Extracted data section start

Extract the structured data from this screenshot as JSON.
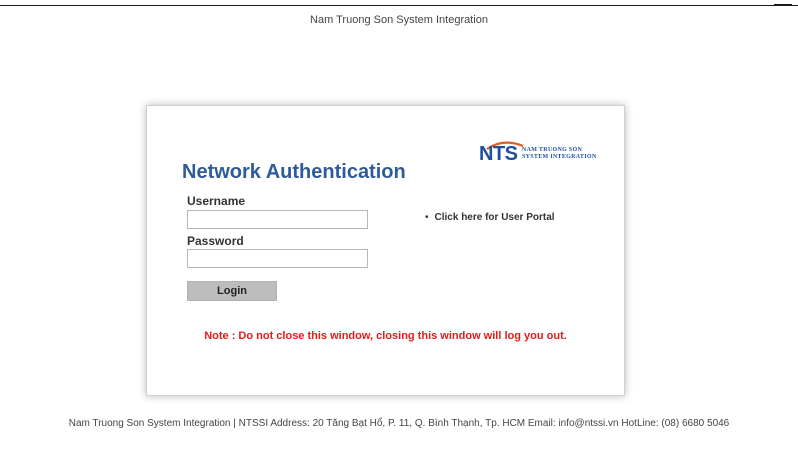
{
  "header": {
    "title": "Nam Truong Son System Integration"
  },
  "logo": {
    "mark": "NTS",
    "company_line1": "NAM TRUONG SON",
    "company_line2": "SYSTEM INTEGRATION",
    "color": "#1f4fa0",
    "accent_color": "#e35b1e"
  },
  "form": {
    "title": "Network Authentication",
    "username_label": "Username",
    "username_value": "",
    "password_label": "Password",
    "password_value": "",
    "login_label": "Login"
  },
  "portal_link": {
    "label": "Click here for User Portal"
  },
  "note": "Note : Do not close this window, closing this window will log you out.",
  "footer": "Nam Truong Son System Integration | NTSSI Address: 20 Tăng Bạt Hổ, P. 11, Q. Bình Thạnh, Tp. HCM Email: info@ntssi.vn HotLine: (08) 6680 5046",
  "colors": {
    "title": "#2d5c9a",
    "note": "#e31b1b",
    "button_bg": "#bdbdbd"
  }
}
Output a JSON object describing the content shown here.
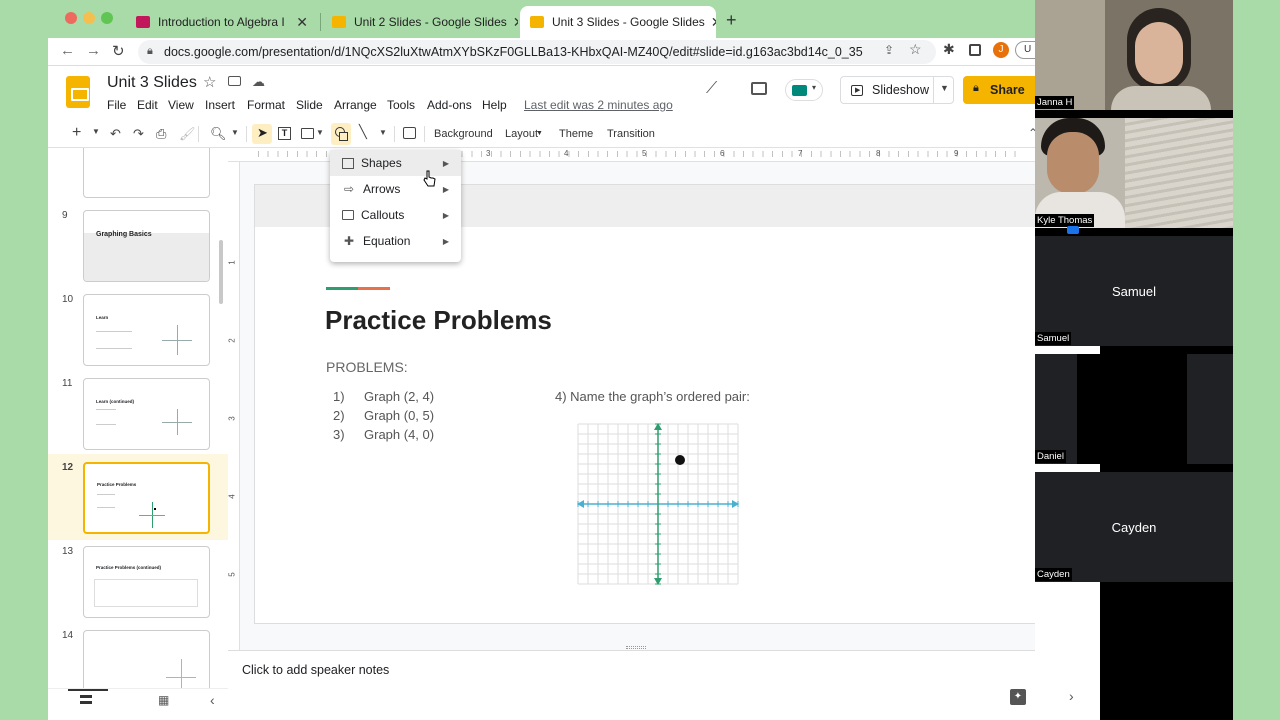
{
  "browser": {
    "tabs": [
      {
        "title": "Introduction to Algebra I",
        "color": "#c2185b"
      },
      {
        "title": "Unit 2 Slides - Google Slides",
        "color": "#f4b400"
      },
      {
        "title": "Unit 3 Slides - Google Slides",
        "color": "#f4b400",
        "active": true
      }
    ],
    "new_tab": "+",
    "url": "docs.google.com/presentation/d/1NQcXS2luXtwAtmXYbSKzF0GLLBa13-KHbxQAI-MZ40Q/edit#slide=id.g163ac3bd14c_0_35",
    "profile_initial": "J",
    "profile2": "U"
  },
  "doc": {
    "title": "Unit 3 Slides",
    "menus": [
      "File",
      "Edit",
      "View",
      "Insert",
      "Format",
      "Slide",
      "Arrange",
      "Tools",
      "Add-ons",
      "Help"
    ],
    "last_edit": "Last edit was 2 minutes ago",
    "slideshow": "Slideshow",
    "share": "Share"
  },
  "toolbar": {
    "background": "Background",
    "layout": "Layout",
    "theme": "Theme",
    "transition": "Transition"
  },
  "ruler_numbers": [
    "1",
    "2",
    "3",
    "4",
    "5",
    "6",
    "7",
    "8",
    "9"
  ],
  "vruler_numbers": [
    "1",
    "2",
    "3",
    "4",
    "5"
  ],
  "insert_menu": [
    {
      "label": "Shapes",
      "icon": "square-outline-icon"
    },
    {
      "label": "Arrows",
      "icon": "arrow-outline-icon"
    },
    {
      "label": "Callouts",
      "icon": "callout-outline-icon"
    },
    {
      "label": "Equation",
      "icon": "plus-outline-icon"
    }
  ],
  "filmstrip": [
    {
      "num": "",
      "title": ""
    },
    {
      "num": "9",
      "title": "Graphing Basics"
    },
    {
      "num": "10",
      "title": "Learn"
    },
    {
      "num": "11",
      "title": "Learn (continued)"
    },
    {
      "num": "12",
      "title": "Practice Problems",
      "selected": true
    },
    {
      "num": "13",
      "title": "Practice Problems (continued)"
    },
    {
      "num": "14",
      "title": ""
    }
  ],
  "slide": {
    "title": "Practice Problems",
    "subtitle": "PROBLEMS:",
    "problems": [
      {
        "n": "1)",
        "text": "Graph (2, 4)"
      },
      {
        "n": "2)",
        "text": "Graph (0, 5)"
      },
      {
        "n": "3)",
        "text": "Graph (4, 0)"
      }
    ],
    "question4": "4) Name the graph’s ordered pair:",
    "graph_point": {
      "x": 1,
      "y": 2
    },
    "accent_colors": [
      "#2e9e6e",
      "#e8704a"
    ]
  },
  "notes": "Click to add speaker notes",
  "participants": [
    {
      "name": "Janna H",
      "video": true
    },
    {
      "name": "Kyle Thomas",
      "video": true
    },
    {
      "name": "Samuel",
      "video": false
    },
    {
      "name": "Daniel",
      "video": false
    },
    {
      "name": "Cayden",
      "video": false
    }
  ]
}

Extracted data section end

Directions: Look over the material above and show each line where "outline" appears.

Task response:
      "icon": "square-outline-icon"
      "icon": "arrow-outline-icon"
      "icon": "callout-outline-icon"
      "icon": "plus-outline-icon"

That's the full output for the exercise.